What the task asks: Write down every entry below once more, exactly.

Supplied entries:

-=-=-=-=-

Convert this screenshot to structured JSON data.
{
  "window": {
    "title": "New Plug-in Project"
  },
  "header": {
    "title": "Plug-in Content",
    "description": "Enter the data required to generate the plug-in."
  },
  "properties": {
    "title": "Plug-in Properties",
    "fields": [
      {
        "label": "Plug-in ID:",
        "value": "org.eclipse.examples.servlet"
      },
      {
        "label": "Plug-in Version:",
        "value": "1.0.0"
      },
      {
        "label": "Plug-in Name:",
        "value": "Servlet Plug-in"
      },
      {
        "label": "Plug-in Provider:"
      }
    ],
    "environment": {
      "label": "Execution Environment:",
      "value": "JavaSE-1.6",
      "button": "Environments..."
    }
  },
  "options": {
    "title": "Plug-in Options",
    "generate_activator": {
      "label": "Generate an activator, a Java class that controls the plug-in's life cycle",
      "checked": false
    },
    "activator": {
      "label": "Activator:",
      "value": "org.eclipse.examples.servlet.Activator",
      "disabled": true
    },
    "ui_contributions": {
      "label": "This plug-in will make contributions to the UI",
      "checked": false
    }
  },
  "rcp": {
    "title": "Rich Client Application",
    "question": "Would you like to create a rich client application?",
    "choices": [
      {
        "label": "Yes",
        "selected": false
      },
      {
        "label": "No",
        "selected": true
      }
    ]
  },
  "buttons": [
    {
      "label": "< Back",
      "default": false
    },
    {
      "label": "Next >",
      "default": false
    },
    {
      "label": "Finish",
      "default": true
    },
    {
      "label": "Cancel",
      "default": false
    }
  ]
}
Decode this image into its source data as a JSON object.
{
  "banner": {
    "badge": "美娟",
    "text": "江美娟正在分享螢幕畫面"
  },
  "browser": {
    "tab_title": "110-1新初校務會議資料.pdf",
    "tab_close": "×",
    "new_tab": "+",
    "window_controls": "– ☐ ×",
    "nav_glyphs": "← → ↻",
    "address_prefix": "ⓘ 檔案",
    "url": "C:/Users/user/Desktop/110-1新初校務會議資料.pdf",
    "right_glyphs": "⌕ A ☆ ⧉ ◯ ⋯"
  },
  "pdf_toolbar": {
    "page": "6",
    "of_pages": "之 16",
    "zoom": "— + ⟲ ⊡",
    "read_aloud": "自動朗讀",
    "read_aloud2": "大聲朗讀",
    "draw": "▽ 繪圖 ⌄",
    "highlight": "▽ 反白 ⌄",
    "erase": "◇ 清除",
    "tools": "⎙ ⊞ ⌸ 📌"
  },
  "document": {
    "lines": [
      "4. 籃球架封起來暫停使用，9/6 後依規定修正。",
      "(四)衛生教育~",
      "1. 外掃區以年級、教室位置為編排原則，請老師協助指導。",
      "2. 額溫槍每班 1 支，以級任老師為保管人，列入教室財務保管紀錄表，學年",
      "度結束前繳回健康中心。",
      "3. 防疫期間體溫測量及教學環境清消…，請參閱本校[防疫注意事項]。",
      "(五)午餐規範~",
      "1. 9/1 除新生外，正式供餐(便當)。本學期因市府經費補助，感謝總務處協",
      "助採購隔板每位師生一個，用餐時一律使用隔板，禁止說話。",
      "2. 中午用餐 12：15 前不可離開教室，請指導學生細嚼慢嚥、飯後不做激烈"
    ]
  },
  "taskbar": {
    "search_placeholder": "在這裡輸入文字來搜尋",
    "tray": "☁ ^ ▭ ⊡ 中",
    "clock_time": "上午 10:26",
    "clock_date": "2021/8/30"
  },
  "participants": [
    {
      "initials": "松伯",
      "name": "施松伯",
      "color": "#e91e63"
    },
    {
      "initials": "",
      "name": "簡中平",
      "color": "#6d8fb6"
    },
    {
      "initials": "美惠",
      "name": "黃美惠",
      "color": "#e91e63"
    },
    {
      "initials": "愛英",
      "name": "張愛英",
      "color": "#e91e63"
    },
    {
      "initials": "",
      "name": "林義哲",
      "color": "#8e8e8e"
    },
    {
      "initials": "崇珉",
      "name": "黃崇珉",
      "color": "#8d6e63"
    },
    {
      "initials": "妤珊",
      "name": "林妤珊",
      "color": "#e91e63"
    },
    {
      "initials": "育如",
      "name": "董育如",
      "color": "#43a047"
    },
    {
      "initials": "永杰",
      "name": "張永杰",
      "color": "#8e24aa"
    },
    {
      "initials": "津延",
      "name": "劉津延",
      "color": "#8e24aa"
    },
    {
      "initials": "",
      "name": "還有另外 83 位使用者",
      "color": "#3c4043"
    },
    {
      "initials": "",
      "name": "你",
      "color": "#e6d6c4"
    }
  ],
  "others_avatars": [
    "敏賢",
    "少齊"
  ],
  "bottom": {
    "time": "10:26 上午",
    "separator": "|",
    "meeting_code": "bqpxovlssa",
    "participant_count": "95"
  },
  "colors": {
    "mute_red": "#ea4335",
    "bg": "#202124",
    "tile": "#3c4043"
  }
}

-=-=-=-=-

Task result:
Convert this screenshot to structured JSON data.
{
  "window": {
    "title": "New Plug-in Project"
  },
  "header": {
    "title": "Plug-in Content",
    "description": "Enter the data required to generate the plug-in."
  },
  "properties": {
    "title": "Plug-in Properties",
    "fields": [
      {
        "label": "Plug-in ID:",
        "value": "org.eclipse.examples.servlet"
      },
      {
        "label": "Plug-in Version:",
        "value": "1.0.0"
      },
      {
        "label": "Plug-in Name:",
        "value": "Servlet Plug-in"
      },
      {
        "label": "Plug-in Provider:"
      }
    ],
    "environment": {
      "label": "Execution Environment:",
      "value": "JavaSE-1.6",
      "button": "Environments..."
    }
  },
  "options": {
    "title": "Plug-in Options",
    "generate_activator": {
      "label": "Generate an activator, a Java class that controls the plug-in's life cycle",
      "checked": false
    },
    "activator": {
      "label": "Activator:",
      "value": "org.eclipse.examples.servlet.Activator",
      "disabled": true
    },
    "ui_contributions": {
      "label": "This plug-in will make contributions to the UI",
      "checked": false
    }
  },
  "rcp": {
    "title": "Rich Client Application",
    "question": "Would you like to create a rich client application?",
    "choices": [
      {
        "label": "Yes",
        "selected": false
      },
      {
        "label": "No",
        "selected": true
      }
    ]
  },
  "buttons": [
    {
      "label": "< Back",
      "default": false
    },
    {
      "label": "Next >",
      "default": false
    },
    {
      "label": "Finish",
      "default": true
    },
    {
      "label": "Cancel",
      "default": false
    }
  ]
}
Decode this image into its source data as a JSON object.
{
  "banner": {
    "badge": "美娟",
    "text": "江美娟正在分享螢幕畫面"
  },
  "browser": {
    "tab_title": "110-1新初校務會議資料.pdf",
    "tab_close": "×",
    "new_tab": "+",
    "window_controls": "– ☐ ×",
    "nav_glyphs": "← → ↻",
    "address_prefix": "ⓘ 檔案",
    "url": "C:/Users/user/Desktop/110-1新初校務會議資料.pdf",
    "right_glyphs": "⌕ A ☆ ⧉ ◯ ⋯"
  },
  "pdf_toolbar": {
    "page": "6",
    "of_pages": "之 16",
    "zoom": "— + ⟲ ⊡",
    "read_aloud": "自動朗讀",
    "read_aloud2": "大聲朗讀",
    "draw": "▽ 繪圖 ⌄",
    "highlight": "▽ 反白 ⌄",
    "erase": "◇ 清除",
    "tools": "⎙ ⊞ ⌸ 📌"
  },
  "document": {
    "lines": [
      "4. 籃球架封起來暫停使用，9/6 後依規定修正。",
      "(四)衛生教育~",
      "1. 外掃區以年級、教室位置為編排原則，請老師協助指導。",
      "2. 額溫槍每班 1 支，以級任老師為保管人，列入教室財務保管紀錄表，學年",
      "度結束前繳回健康中心。",
      "3. 防疫期間體溫測量及教學環境清消…，請參閱本校[防疫注意事項]。",
      "(五)午餐規範~",
      "1. 9/1 除新生外，正式供餐(便當)。本學期因市府經費補助，感謝總務處協",
      "助採購隔板每位師生一個，用餐時一律使用隔板，禁止說話。",
      "2. 中午用餐 12：15 前不可離開教室，請指導學生細嚼慢嚥、飯後不做激烈"
    ]
  },
  "taskbar": {
    "search_placeholder": "在這裡輸入文字來搜尋",
    "tray": "☁ ^ ▭ ⊡ 中",
    "clock_time": "上午 10:26",
    "clock_date": "2021/8/30"
  },
  "participants": [
    {
      "initials": "松伯",
      "name": "施松伯",
      "color": "#e91e63"
    },
    {
      "initials": "",
      "name": "簡中平",
      "color": "#6d8fb6"
    },
    {
      "initials": "美惠",
      "name": "黃美惠",
      "color": "#e91e63"
    },
    {
      "initials": "愛英",
      "name": "張愛英",
      "color": "#e91e63"
    },
    {
      "initials": "",
      "name": "林義哲",
      "color": "#8e8e8e"
    },
    {
      "initials": "崇珉",
      "name": "黃崇珉",
      "color": "#8d6e63"
    },
    {
      "initials": "妤珊",
      "name": "林妤珊",
      "color": "#e91e63"
    },
    {
      "initials": "育如",
      "name": "董育如",
      "color": "#43a047"
    },
    {
      "initials": "永杰",
      "name": "張永杰",
      "color": "#8e24aa"
    },
    {
      "initials": "津延",
      "name": "劉津延",
      "color": "#8e24aa"
    },
    {
      "initials": "",
      "name": "還有另外 83 位使用者",
      "color": "#3c4043"
    },
    {
      "initials": "",
      "name": "你",
      "color": "#e6d6c4"
    }
  ],
  "others_avatars": [
    "敏賢",
    "少齊"
  ],
  "bottom": {
    "time": "10:26 上午",
    "separator": "|",
    "meeting_code": "bqpxovlssa",
    "participant_count": "95"
  },
  "colors": {
    "mute_red": "#ea4335",
    "bg": "#202124",
    "tile": "#3c4043"
  }
}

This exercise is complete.